Bhullar’s entire family – from his parents to aunts, uncles, and grandparents – relocated from India to Canada before he was born, and he spent all of his formative years surrounded by loved ones.
“My upbringing was very traditional. I come from a traditional family. We all lived together under one roof,” Bhullar explains.
“There were 20 of us. We got a big old farmhouse, and everyone lived there.”
As crowded as that might sound, Bhullar says he could not imagine growing up any other way because he was constantly surrounded by family and he loved it.
“There was never a dull moment,” Bhullar laughs.
“At the end of the day, you can always count on family. Everyone always sacrificed for each other.
“I’ve been able to focus entirely on athletics my entire career because of the family’s sacrifice for me in terms of my nutrition, [which allowed me to focus on] just being a full-time wrestler and a full time mixed martial artist. I’m truly blessed for that.”
The Family Business
Bhullar’s introduction to martial arts came through wrestling, which was the sport his father excelled at while living in India.
The nation has a tradition of producing world-class wrestlers, and Bhullar’s father was proud to be raised in that system before passing his knowledge along to his children.
“Everyone wrestled. My dad was a wrestler before in India. He was our coach in high school in wrestling for many, many years,” Bhullar says.
“There are videos of me in diapers already in the gym watching my dad train. You grow up with that deep inside your system. It’s a unique way to grow up.”
His father’s success put a lot of weight on his son’s shoulders, so he took his training very seriously so he could live up to expectations.
“Because of my dad’s success in our community and our sport, I was always known as his kid growing up,” Bhullar explains.
“There was a lot of pressure with that, and also a lot of responsibility.”
Living For Someone Else
Bhullar’s hard work paid off as he achieved fantastic success a wrestler.
He was named 2009 Wrestler of the Year in his adopted homeland, and then went on to win a gold medal at the 2010 Commonwealth Games in Delhi and compete at the 2012 Olympic Games in London, England.
In 2014, the heavyweight athlete turned his talents to mixed martial arts, and he took to his new sport like a duck to water.
However, he soon faced responsibility at home that he admits no amount of training had prepared him for.
“My biggest hardship has been outside the sport, to be honest. I got married, I had a kid, and that’s been the biggest challenge for me,” Bhullar says.
“I’ve been doing wrestling my whole life. I know how to compete. I know how to train. I copied the same formula for mixed martial arts. Getting married and having a kid was a huge challenge.”

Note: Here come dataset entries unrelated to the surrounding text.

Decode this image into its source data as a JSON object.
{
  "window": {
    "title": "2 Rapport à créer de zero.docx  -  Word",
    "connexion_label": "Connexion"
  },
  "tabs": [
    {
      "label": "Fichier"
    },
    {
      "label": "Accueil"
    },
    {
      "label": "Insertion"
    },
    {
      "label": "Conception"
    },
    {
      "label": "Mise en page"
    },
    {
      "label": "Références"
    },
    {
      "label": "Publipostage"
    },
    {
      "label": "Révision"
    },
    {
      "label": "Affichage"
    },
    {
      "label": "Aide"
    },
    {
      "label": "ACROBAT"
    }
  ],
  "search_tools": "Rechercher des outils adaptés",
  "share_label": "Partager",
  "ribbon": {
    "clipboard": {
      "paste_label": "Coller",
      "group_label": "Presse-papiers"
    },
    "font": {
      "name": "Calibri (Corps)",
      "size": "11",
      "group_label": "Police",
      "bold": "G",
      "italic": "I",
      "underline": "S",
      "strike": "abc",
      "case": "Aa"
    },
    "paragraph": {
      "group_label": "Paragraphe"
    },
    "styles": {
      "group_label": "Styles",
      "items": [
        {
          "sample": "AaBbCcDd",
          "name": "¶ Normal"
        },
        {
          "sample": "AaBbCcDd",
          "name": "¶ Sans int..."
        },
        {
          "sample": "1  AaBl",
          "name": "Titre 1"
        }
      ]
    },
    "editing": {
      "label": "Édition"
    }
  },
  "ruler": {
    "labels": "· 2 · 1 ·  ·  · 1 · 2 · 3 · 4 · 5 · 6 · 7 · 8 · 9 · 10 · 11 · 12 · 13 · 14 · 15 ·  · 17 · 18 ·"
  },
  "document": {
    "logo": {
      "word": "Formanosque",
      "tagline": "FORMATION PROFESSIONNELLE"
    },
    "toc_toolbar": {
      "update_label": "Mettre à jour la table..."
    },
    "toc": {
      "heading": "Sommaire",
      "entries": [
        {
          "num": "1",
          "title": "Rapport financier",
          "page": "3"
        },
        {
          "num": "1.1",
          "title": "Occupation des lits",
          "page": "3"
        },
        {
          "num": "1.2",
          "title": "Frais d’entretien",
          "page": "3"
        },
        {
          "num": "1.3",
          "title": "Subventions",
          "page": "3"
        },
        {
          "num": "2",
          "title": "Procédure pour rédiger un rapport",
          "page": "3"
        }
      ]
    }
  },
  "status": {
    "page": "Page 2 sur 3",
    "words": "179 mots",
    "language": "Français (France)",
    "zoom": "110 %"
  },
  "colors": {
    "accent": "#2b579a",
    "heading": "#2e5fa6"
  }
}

He says that he was scared knowing he now has people that depend on him, and he feared he could not give his athletic goals the focus he needed.
Luckily, his family was there to help give him the support he needed to stay on course in his career.
“Training and competing, I’ve done that forever. It’s selfish being an athlete. Now you have to learn to live for someone else and think of them first,” Bhullar explains.
“The whole family came together even for that, which is a tremendous amount of support. I’m lucky to have that in my life.”
One Billion Strong
Bhullar arrives in The Home Of Martial Arts with an impressive 9-1 record and designs on the ONE Heavyweight World Title, but that is not all.
As a proud Indian, “Singh” wants to pave the way for some of the billion-strong population from his ancestral home.
The country has a long and rich martial arts culture, and he would like to see that reflected on the global stage.
“My goals when I got into the sport were to be a World Champion and [create] a lasting legacy by opening up the market in India, and champion the sport in the country, which I know I can do,” Bhullar says.
“[ONE] signed a huge TV deal in India. They’ve said that they hope to expand into India in 2020 and they need a hero.”
If Bhullar can begin with a win against a dangerous former ONE Heavyweight World Title Challenger like Cerilli, he will start to fill those shoes.